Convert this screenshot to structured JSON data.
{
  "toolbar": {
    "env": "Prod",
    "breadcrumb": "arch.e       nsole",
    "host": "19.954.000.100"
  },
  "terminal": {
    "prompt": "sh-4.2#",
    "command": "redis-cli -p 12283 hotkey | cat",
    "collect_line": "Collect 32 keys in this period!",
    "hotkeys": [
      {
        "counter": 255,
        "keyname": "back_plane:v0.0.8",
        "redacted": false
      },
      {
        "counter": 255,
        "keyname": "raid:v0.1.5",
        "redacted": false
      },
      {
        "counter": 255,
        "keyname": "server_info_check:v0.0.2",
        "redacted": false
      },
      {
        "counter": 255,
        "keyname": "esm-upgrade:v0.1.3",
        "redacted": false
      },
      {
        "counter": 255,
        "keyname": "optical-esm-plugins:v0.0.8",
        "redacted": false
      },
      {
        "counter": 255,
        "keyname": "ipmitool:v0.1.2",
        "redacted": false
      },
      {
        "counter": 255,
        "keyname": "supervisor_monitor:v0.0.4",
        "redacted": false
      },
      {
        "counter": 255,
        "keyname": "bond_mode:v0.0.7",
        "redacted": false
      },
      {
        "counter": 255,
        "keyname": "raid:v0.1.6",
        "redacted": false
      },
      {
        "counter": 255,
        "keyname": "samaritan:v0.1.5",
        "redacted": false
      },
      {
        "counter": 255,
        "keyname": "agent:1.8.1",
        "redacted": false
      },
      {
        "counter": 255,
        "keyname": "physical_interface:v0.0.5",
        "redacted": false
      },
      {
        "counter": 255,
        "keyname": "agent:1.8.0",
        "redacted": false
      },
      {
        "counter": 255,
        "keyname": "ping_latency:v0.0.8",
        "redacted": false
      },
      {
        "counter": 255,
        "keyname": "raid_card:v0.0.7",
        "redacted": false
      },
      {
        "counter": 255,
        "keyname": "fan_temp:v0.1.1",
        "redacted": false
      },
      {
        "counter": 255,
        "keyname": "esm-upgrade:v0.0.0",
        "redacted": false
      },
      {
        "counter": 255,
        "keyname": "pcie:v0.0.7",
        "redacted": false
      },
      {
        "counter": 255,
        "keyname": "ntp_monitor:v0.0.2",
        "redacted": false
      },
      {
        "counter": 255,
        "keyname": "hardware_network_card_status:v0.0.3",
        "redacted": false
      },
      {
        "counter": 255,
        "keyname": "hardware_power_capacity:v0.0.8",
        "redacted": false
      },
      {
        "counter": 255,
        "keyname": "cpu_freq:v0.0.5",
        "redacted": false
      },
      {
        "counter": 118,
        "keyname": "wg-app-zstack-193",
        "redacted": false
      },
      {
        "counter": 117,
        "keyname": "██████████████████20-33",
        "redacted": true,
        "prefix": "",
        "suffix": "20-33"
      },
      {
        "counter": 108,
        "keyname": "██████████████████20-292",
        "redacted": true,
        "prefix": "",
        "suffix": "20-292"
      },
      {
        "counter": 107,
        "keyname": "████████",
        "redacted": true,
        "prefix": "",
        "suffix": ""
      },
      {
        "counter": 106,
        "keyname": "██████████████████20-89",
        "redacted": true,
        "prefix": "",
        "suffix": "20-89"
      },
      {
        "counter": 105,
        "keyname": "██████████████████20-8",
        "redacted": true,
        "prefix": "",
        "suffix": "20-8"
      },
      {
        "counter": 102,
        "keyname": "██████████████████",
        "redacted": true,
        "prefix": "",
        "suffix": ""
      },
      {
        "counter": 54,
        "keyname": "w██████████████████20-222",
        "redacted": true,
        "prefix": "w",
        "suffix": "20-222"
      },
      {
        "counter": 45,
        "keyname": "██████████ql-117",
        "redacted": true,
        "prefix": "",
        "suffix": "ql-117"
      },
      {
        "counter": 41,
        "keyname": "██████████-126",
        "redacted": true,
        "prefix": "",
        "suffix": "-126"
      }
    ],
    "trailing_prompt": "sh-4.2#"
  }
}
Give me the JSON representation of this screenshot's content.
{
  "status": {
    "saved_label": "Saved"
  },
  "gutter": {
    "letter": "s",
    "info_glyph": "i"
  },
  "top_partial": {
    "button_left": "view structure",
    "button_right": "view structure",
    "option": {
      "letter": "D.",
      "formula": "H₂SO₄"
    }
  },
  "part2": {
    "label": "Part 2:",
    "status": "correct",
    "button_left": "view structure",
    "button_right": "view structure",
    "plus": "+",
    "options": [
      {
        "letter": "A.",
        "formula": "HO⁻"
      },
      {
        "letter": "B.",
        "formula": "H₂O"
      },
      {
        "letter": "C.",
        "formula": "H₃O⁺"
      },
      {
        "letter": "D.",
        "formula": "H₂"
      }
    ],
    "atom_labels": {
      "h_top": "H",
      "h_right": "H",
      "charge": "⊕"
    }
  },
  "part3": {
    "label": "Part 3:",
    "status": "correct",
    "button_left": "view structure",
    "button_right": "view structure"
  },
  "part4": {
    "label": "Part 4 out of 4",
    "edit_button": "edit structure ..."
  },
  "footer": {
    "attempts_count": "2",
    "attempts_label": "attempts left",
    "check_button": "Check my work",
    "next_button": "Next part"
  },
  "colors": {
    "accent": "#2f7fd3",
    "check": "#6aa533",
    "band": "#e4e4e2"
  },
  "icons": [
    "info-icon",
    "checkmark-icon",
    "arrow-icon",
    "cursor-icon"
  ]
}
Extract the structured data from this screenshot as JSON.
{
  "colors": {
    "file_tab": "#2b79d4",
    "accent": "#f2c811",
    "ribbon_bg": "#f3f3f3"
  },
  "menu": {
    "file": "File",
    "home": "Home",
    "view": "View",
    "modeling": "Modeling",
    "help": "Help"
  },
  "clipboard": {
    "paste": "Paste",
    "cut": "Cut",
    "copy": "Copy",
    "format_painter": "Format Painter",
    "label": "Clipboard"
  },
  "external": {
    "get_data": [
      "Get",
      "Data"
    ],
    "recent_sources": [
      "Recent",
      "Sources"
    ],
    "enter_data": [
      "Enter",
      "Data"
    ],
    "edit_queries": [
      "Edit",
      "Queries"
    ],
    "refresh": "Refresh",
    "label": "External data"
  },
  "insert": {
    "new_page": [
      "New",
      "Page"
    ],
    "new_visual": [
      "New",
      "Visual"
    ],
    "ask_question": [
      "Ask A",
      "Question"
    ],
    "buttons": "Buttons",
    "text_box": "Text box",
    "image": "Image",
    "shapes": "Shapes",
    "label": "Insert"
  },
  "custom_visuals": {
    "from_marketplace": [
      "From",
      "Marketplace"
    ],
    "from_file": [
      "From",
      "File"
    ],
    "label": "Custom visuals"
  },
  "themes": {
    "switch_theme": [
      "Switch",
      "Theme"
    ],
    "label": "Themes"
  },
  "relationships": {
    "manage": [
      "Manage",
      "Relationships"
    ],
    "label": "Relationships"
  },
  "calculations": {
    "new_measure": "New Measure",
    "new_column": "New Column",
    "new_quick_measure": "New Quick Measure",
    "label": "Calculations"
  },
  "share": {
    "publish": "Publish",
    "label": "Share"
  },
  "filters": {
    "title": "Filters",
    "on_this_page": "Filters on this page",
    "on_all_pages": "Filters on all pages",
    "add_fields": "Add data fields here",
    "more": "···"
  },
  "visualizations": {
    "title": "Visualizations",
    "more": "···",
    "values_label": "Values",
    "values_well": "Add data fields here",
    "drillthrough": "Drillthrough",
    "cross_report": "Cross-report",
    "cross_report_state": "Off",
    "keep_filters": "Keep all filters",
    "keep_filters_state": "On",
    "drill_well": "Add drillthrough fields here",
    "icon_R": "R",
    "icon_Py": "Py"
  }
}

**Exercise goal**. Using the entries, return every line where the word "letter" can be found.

**The completed task**.
    "letter": "s",
      "letter": "D.",
        "letter": "A.",
        "letter": "B.",
        "letter": "C.",
        "letter": "D.",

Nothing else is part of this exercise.